▶ REQUIREMENT
Once the data has been read, return all of it precisely as written.

▶ DATA FOR PROCESSING
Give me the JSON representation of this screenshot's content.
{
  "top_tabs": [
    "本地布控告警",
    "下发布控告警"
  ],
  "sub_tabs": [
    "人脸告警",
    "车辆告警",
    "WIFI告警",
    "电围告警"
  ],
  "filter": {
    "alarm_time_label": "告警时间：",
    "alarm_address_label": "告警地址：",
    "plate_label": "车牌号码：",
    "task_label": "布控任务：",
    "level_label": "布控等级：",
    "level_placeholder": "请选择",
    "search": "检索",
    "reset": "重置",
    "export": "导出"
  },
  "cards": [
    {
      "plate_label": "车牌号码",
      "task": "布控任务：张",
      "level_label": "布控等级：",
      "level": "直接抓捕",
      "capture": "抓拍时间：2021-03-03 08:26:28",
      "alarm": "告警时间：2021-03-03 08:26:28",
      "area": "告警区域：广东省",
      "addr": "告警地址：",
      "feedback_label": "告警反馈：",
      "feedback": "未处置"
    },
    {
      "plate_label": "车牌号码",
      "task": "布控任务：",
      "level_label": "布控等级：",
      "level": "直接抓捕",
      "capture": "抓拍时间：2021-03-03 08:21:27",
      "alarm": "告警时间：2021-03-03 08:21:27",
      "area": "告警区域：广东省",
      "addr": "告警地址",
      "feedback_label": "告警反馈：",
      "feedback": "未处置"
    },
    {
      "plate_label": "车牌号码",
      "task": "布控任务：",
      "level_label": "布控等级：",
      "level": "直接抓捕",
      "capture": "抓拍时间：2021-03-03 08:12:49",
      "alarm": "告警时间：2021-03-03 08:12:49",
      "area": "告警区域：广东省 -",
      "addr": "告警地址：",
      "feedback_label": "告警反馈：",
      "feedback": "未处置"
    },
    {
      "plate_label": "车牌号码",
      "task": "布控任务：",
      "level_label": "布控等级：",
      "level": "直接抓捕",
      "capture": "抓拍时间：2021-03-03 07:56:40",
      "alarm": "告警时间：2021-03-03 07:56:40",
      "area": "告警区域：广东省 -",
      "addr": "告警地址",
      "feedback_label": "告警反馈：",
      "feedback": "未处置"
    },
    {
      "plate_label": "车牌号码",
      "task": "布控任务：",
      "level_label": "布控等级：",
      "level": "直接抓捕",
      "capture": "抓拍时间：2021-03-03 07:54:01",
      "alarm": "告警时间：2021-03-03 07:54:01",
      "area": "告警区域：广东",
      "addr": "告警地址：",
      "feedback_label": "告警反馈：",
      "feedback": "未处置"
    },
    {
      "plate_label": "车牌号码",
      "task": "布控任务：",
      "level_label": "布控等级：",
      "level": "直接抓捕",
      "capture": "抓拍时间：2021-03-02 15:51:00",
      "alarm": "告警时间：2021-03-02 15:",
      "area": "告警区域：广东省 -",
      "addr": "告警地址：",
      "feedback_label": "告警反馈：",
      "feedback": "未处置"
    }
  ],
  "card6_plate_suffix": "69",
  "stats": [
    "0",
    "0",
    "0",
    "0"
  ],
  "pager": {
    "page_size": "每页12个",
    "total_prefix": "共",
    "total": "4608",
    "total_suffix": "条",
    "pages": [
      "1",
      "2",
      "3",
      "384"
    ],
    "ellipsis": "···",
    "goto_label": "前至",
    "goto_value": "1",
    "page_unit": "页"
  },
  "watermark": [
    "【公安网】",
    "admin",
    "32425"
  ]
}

▶ ANSWER TO THIS PROBLEM
Give me the JSON representation of this screenshot's content.
{
  "top_tabs": [
    "本地布控告警",
    "下发布控告警"
  ],
  "sub_tabs": [
    "人脸告警",
    "车辆告警",
    "WIFI告警",
    "电围告警"
  ],
  "filter": {
    "alarm_time_label": "告警时间：",
    "alarm_address_label": "告警地址：",
    "plate_label": "车牌号码：",
    "task_label": "布控任务：",
    "level_label": "布控等级：",
    "level_placeholder": "请选择",
    "search": "检索",
    "reset": "重置",
    "export": "导出"
  },
  "cards": [
    {
      "plate_label": "车牌号码",
      "task": "布控任务：张",
      "level_label": "布控等级：",
      "level": "直接抓捕",
      "capture": "抓拍时间：2021-03-03 08:26:28",
      "alarm": "告警时间：2021-03-03 08:26:28",
      "area": "告警区域：广东省",
      "addr": "告警地址：",
      "feedback_label": "告警反馈：",
      "feedback": "未处置"
    },
    {
      "plate_label": "车牌号码",
      "task": "布控任务：",
      "level_label": "布控等级：",
      "level": "直接抓捕",
      "capture": "抓拍时间：2021-03-03 08:21:27",
      "alarm": "告警时间：2021-03-03 08:21:27",
      "area": "告警区域：广东省",
      "addr": "告警地址",
      "feedback_label": "告警反馈：",
      "feedback": "未处置"
    },
    {
      "plate_label": "车牌号码",
      "task": "布控任务：",
      "level_label": "布控等级：",
      "level": "直接抓捕",
      "capture": "抓拍时间：2021-03-03 08:12:49",
      "alarm": "告警时间：2021-03-03 08:12:49",
      "area": "告警区域：广东省 -",
      "addr": "告警地址：",
      "feedback_label": "告警反馈：",
      "feedback": "未处置"
    },
    {
      "plate_label": "车牌号码",
      "task": "布控任务：",
      "level_label": "布控等级：",
      "level": "直接抓捕",
      "capture": "抓拍时间：2021-03-03 07:56:40",
      "alarm": "告警时间：2021-03-03 07:56:40",
      "area": "告警区域：广东省 -",
      "addr": "告警地址",
      "feedback_label": "告警反馈：",
      "feedback": "未处置"
    },
    {
      "plate_label": "车牌号码",
      "task": "布控任务：",
      "level_label": "布控等级：",
      "level": "直接抓捕",
      "capture": "抓拍时间：2021-03-03 07:54:01",
      "alarm": "告警时间：2021-03-03 07:54:01",
      "area": "告警区域：广东",
      "addr": "告警地址：",
      "feedback_label": "告警反馈：",
      "feedback": "未处置"
    },
    {
      "plate_label": "车牌号码",
      "task": "布控任务：",
      "level_label": "布控等级：",
      "level": "直接抓捕",
      "capture": "抓拍时间：2021-03-02 15:51:00",
      "alarm": "告警时间：2021-03-02 15:",
      "area": "告警区域：广东省 -",
      "addr": "告警地址：",
      "feedback_label": "告警反馈：",
      "feedback": "未处置"
    }
  ],
  "card6_plate_suffix": "69",
  "stats": [
    "0",
    "0",
    "0",
    "0"
  ],
  "pager": {
    "page_size": "每页12个",
    "total_prefix": "共",
    "total": "4608",
    "total_suffix": "条",
    "pages": [
      "1",
      "2",
      "3",
      "384"
    ],
    "ellipsis": "···",
    "goto_label": "前至",
    "goto_value": "1",
    "page_unit": "页"
  },
  "watermark": [
    "【公安网】",
    "admin",
    "32425"
  ]
}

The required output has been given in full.